Exercise objective
Sort through the entries below and pull out lines containing the word "title".

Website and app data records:
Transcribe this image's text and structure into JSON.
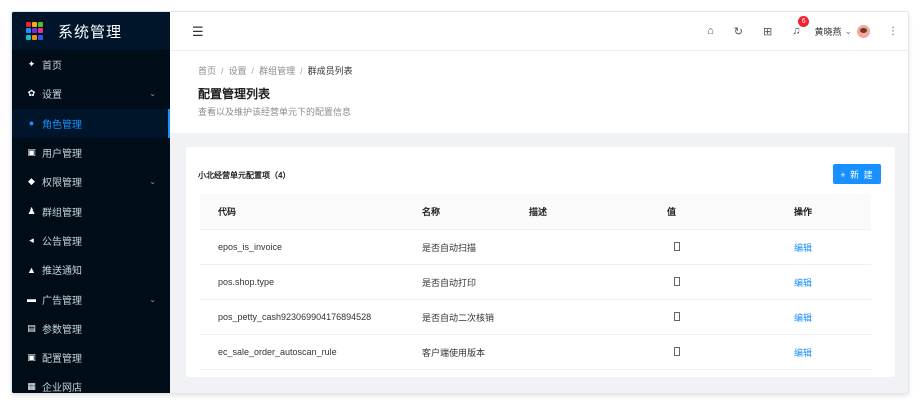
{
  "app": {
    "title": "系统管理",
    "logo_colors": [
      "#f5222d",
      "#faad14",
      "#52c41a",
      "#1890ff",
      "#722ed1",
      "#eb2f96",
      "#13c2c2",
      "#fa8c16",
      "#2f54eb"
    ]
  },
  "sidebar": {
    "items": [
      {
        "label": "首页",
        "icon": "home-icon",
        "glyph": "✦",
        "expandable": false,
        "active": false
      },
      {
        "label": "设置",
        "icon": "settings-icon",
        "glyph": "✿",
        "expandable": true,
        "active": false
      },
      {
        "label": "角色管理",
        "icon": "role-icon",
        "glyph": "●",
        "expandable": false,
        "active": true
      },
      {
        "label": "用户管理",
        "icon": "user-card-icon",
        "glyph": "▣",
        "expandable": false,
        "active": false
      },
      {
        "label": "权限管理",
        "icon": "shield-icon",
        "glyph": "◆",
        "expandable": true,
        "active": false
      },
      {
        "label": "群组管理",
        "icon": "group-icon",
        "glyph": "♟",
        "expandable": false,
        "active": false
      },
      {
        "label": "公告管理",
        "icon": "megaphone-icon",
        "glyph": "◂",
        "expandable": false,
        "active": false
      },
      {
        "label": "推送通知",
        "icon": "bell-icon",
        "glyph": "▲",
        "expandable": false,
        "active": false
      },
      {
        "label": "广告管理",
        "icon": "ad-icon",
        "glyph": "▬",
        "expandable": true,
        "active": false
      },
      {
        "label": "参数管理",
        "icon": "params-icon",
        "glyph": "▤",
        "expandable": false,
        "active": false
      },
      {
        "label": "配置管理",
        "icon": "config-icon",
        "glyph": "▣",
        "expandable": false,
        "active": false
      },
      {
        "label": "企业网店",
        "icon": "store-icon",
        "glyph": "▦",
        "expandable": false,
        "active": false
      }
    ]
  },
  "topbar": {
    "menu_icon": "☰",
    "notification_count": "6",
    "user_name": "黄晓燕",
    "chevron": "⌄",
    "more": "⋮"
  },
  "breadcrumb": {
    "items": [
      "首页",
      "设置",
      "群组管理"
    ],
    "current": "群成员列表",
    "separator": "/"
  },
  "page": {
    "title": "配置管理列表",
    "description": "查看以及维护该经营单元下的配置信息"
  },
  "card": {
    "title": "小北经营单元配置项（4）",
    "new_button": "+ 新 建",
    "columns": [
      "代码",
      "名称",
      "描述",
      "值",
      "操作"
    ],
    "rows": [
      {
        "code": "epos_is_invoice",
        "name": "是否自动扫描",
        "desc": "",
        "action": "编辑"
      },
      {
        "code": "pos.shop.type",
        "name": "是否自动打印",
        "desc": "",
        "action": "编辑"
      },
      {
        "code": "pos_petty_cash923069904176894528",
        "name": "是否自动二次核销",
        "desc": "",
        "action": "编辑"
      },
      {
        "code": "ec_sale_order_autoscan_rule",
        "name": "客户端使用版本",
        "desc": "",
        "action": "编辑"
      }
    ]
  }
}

Reply
    "title": "系统管理",
    "title": "配置管理列表",
    "title": "小北经营单元配置项（4）",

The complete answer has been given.